Dark Matter (DM) with feeble couplings to electromagnetism can act as a source of laboratory electromagnetic (EM) fields. A classic technique for searching for this effect is the cavity haloscope where a high-quality mode of an EM cavity is excited by the DM if the mode frequency matches the DM mass. For example, the flagship axion DM search, ADMX, uses radio frequency cavities to look for DM with masses at the micro-eV scale. At higher DM masses, the required cavity size becomes prohibitively small. I will review the requirements for implementing efficient DM-photon conversion in a physical system. I will then show that detectors based on integrated photonics (optical and near-infrared waveguides and resonators at the micron scale) provide a new, useful way to search for DM at these higher masses. In particular, I will focus on refractive index-modulated resonators, such as grooved or periodically-poled microrings, or patterned slabs. When excited by the DM, EM modes in these structures can be read out by coupling the resonators to a waveguide that terminates on a micron-scale-sized single photon detector.

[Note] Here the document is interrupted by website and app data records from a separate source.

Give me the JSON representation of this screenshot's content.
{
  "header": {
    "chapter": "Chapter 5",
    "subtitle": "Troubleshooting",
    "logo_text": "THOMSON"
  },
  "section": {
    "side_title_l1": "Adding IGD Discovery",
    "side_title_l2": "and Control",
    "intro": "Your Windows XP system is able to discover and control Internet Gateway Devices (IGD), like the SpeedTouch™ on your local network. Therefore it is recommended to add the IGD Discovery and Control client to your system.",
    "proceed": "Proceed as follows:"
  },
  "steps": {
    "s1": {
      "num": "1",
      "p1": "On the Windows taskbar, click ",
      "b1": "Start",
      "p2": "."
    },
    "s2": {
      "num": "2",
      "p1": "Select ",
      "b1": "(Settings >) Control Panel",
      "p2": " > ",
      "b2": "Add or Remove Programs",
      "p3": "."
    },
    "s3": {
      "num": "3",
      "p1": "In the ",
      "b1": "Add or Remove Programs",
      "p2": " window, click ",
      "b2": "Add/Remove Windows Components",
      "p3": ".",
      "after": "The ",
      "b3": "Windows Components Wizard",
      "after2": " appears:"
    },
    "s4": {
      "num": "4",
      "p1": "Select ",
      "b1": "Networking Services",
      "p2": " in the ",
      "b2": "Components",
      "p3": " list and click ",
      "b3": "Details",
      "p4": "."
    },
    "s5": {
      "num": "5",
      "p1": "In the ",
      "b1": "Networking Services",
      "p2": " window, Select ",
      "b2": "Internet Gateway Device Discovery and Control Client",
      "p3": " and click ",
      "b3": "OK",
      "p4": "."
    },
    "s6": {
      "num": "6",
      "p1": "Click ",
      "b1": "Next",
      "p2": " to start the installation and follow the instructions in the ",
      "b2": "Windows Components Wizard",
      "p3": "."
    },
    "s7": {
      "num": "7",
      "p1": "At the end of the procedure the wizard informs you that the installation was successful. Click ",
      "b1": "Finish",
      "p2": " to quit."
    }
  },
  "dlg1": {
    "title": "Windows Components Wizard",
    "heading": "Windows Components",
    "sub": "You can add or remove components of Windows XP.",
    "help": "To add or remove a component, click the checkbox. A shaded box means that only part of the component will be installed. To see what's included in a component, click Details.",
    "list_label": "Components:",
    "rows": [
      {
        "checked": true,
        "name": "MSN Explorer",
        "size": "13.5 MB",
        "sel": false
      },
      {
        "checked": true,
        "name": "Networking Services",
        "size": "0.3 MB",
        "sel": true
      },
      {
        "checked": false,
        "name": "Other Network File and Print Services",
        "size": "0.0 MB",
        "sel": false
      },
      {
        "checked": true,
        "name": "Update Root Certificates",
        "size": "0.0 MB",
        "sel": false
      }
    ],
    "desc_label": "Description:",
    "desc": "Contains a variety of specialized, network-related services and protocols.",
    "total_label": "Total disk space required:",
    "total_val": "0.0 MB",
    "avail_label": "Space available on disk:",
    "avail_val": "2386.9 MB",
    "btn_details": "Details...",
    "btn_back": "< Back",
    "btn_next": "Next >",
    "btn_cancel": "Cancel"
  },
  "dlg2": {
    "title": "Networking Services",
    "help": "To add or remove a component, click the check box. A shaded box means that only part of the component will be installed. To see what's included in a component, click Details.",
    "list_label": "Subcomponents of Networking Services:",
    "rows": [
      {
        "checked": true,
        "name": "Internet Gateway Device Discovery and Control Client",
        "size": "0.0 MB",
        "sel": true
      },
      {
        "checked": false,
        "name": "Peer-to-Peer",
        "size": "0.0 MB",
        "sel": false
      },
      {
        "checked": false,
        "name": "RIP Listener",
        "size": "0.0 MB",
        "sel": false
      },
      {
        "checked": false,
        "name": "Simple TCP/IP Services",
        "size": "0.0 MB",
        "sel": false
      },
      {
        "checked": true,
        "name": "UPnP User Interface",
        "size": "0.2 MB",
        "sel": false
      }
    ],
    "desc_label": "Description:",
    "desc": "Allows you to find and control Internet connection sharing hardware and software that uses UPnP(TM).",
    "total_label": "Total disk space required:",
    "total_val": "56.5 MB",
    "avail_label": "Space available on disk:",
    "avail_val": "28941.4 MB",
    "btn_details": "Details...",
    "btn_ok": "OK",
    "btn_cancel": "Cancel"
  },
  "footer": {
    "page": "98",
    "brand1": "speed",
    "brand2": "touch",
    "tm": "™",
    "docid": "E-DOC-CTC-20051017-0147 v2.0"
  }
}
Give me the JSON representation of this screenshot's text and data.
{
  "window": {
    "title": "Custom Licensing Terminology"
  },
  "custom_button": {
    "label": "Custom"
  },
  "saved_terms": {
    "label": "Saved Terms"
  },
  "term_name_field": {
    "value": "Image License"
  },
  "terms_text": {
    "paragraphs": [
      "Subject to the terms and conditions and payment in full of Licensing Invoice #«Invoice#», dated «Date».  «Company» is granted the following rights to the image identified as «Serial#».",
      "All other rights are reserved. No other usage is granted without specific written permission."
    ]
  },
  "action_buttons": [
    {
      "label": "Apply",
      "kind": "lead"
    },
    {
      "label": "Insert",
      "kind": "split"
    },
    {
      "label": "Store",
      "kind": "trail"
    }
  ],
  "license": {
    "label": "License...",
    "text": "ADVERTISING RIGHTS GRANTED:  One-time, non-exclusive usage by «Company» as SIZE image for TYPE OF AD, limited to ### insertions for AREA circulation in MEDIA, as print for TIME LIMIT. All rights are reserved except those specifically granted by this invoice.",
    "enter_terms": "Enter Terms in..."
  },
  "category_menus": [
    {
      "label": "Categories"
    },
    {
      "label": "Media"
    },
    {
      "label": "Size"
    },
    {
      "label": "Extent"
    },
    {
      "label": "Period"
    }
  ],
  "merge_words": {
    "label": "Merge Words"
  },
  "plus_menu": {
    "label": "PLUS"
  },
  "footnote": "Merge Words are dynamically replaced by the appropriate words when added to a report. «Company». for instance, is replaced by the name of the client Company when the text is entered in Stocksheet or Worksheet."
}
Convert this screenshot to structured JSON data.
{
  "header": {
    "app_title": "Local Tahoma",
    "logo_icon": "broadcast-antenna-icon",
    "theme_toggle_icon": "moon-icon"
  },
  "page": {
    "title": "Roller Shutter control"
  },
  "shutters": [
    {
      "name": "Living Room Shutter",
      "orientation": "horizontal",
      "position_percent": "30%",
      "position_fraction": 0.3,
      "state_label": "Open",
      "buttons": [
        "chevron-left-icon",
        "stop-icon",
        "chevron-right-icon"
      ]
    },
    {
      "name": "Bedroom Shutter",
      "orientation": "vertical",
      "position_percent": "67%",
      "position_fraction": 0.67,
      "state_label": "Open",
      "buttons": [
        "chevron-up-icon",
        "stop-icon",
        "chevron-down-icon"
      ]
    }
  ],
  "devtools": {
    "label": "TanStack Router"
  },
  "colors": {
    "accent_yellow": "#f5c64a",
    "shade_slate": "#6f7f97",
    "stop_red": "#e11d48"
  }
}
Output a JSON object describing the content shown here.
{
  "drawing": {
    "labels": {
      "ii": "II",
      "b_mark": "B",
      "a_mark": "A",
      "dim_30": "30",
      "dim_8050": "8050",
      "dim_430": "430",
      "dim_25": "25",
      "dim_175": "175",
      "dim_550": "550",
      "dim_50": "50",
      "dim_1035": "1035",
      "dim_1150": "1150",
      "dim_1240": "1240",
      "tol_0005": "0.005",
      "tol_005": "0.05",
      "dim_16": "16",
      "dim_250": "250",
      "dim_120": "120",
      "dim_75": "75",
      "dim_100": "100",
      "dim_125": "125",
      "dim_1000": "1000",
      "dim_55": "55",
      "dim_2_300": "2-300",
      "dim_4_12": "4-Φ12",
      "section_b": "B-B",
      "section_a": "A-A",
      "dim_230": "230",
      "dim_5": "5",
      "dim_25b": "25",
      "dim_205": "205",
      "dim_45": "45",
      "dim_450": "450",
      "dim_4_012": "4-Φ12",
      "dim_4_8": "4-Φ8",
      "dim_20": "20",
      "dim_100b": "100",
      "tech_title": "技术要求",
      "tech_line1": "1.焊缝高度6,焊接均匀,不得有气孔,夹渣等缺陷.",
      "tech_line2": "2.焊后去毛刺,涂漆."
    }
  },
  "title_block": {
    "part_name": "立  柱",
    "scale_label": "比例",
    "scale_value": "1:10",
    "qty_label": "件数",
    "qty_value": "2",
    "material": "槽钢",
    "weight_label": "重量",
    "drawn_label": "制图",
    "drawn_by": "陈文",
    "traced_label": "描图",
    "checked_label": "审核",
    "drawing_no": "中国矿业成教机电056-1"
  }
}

These types of devices are practically important in, e.g., sensing, telecommunications and quantum information science, allowing us to leverage developments from those fields, including mass production of these structures. Thus, a large number of detectors can be used to implement a very sensitive DM search. Finally, I will estimate the sensitivity of this approach to axion and dark photon DM.

Host: David Curtin
Event series  THEP Events